▶ GIVEN ENTRIES:
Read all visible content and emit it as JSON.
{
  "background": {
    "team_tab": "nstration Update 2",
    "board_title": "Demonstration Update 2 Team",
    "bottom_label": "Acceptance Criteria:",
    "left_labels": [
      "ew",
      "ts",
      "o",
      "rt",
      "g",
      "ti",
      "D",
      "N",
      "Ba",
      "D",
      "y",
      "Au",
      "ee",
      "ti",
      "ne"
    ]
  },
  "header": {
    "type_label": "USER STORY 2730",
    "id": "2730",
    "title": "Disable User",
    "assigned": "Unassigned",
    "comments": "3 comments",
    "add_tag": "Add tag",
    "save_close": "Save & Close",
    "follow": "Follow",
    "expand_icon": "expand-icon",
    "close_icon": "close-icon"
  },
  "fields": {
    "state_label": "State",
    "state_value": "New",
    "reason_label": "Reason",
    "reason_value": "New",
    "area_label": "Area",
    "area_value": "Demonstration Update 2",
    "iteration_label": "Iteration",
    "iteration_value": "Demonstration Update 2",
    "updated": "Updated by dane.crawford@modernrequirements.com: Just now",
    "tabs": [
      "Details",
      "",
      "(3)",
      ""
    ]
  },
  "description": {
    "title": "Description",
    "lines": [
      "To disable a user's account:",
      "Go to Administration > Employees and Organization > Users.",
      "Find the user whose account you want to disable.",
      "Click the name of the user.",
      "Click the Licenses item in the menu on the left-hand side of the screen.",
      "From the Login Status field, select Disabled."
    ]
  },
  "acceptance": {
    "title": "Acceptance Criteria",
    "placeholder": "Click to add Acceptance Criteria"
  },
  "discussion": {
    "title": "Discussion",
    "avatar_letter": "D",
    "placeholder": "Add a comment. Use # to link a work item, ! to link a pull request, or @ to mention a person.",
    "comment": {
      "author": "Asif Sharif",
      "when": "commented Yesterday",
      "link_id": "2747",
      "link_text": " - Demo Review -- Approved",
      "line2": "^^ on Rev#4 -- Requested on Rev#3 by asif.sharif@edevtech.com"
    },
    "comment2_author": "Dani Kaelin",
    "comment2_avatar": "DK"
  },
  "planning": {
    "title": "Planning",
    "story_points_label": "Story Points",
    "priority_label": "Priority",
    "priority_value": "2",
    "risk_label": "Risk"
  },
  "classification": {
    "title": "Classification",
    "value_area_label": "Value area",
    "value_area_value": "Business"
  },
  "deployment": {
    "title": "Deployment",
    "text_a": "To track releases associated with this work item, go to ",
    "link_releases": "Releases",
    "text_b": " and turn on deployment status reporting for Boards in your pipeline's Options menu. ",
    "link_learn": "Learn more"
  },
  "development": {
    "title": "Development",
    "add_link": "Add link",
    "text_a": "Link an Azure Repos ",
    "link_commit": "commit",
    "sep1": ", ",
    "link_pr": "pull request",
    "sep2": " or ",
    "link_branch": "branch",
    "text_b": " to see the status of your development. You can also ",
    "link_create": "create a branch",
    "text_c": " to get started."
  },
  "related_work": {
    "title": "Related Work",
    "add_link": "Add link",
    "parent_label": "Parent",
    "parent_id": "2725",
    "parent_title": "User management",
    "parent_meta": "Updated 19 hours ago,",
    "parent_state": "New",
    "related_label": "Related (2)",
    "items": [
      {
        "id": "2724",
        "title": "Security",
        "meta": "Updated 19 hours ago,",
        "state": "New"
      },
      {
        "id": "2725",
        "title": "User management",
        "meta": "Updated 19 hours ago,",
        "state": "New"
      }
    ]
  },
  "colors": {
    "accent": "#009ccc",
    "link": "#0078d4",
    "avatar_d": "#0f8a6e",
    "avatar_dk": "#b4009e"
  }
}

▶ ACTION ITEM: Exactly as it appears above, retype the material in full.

▶ SOLUTION FOR THIS EXERCISE:
Read all visible content and emit it as JSON.
{
  "background": {
    "team_tab": "nstration Update 2",
    "board_title": "Demonstration Update 2 Team",
    "bottom_label": "Acceptance Criteria:",
    "left_labels": [
      "ew",
      "ts",
      "o",
      "rt",
      "g",
      "ti",
      "D",
      "N",
      "Ba",
      "D",
      "y",
      "Au",
      "ee",
      "ti",
      "ne"
    ]
  },
  "header": {
    "type_label": "USER STORY 2730",
    "id": "2730",
    "title": "Disable User",
    "assigned": "Unassigned",
    "comments": "3 comments",
    "add_tag": "Add tag",
    "save_close": "Save & Close",
    "follow": "Follow",
    "expand_icon": "expand-icon",
    "close_icon": "close-icon"
  },
  "fields": {
    "state_label": "State",
    "state_value": "New",
    "reason_label": "Reason",
    "reason_value": "New",
    "area_label": "Area",
    "area_value": "Demonstration Update 2",
    "iteration_label": "Iteration",
    "iteration_value": "Demonstration Update 2",
    "updated": "Updated by dane.crawford@modernrequirements.com: Just now",
    "tabs": [
      "Details",
      "",
      "(3)",
      ""
    ]
  },
  "description": {
    "title": "Description",
    "lines": [
      "To disable a user's account:",
      "Go to Administration > Employees and Organization > Users.",
      "Find the user whose account you want to disable.",
      "Click the name of the user.",
      "Click the Licenses item in the menu on the left-hand side of the screen.",
      "From the Login Status field, select Disabled."
    ]
  },
  "acceptance": {
    "title": "Acceptance Criteria",
    "placeholder": "Click to add Acceptance Criteria"
  },
  "discussion": {
    "title": "Discussion",
    "avatar_letter": "D",
    "placeholder": "Add a comment. Use # to link a work item, ! to link a pull request, or @ to mention a person.",
    "comment": {
      "author": "Asif Sharif",
      "when": "commented Yesterday",
      "link_id": "2747",
      "link_text": " - Demo Review -- Approved",
      "line2": "^^ on Rev#4 -- Requested on Rev#3 by asif.sharif@edevtech.com"
    },
    "comment2_author": "Dani Kaelin",
    "comment2_avatar": "DK"
  },
  "planning": {
    "title": "Planning",
    "story_points_label": "Story Points",
    "priority_label": "Priority",
    "priority_value": "2",
    "risk_label": "Risk"
  },
  "classification": {
    "title": "Classification",
    "value_area_label": "Value area",
    "value_area_value": "Business"
  },
  "deployment": {
    "title": "Deployment",
    "text_a": "To track releases associated with this work item, go to ",
    "link_releases": "Releases",
    "text_b": " and turn on deployment status reporting for Boards in your pipeline's Options menu. ",
    "link_learn": "Learn more"
  },
  "development": {
    "title": "Development",
    "add_link": "Add link",
    "text_a": "Link an Azure Repos ",
    "link_commit": "commit",
    "sep1": ", ",
    "link_pr": "pull request",
    "sep2": " or ",
    "link_branch": "branch",
    "text_b": " to see the status of your development. You can also ",
    "link_create": "create a branch",
    "text_c": " to get started."
  },
  "related_work": {
    "title": "Related Work",
    "add_link": "Add link",
    "parent_label": "Parent",
    "parent_id": "2725",
    "parent_title": "User management",
    "parent_meta": "Updated 19 hours ago,",
    "parent_state": "New",
    "related_label": "Related (2)",
    "items": [
      {
        "id": "2724",
        "title": "Security",
        "meta": "Updated 19 hours ago,",
        "state": "New"
      },
      {
        "id": "2725",
        "title": "User management",
        "meta": "Updated 19 hours ago,",
        "state": "New"
      }
    ]
  },
  "colors": {
    "accent": "#009ccc",
    "link": "#0078d4",
    "avatar_d": "#0f8a6e",
    "avatar_dk": "#b4009e"
  }
}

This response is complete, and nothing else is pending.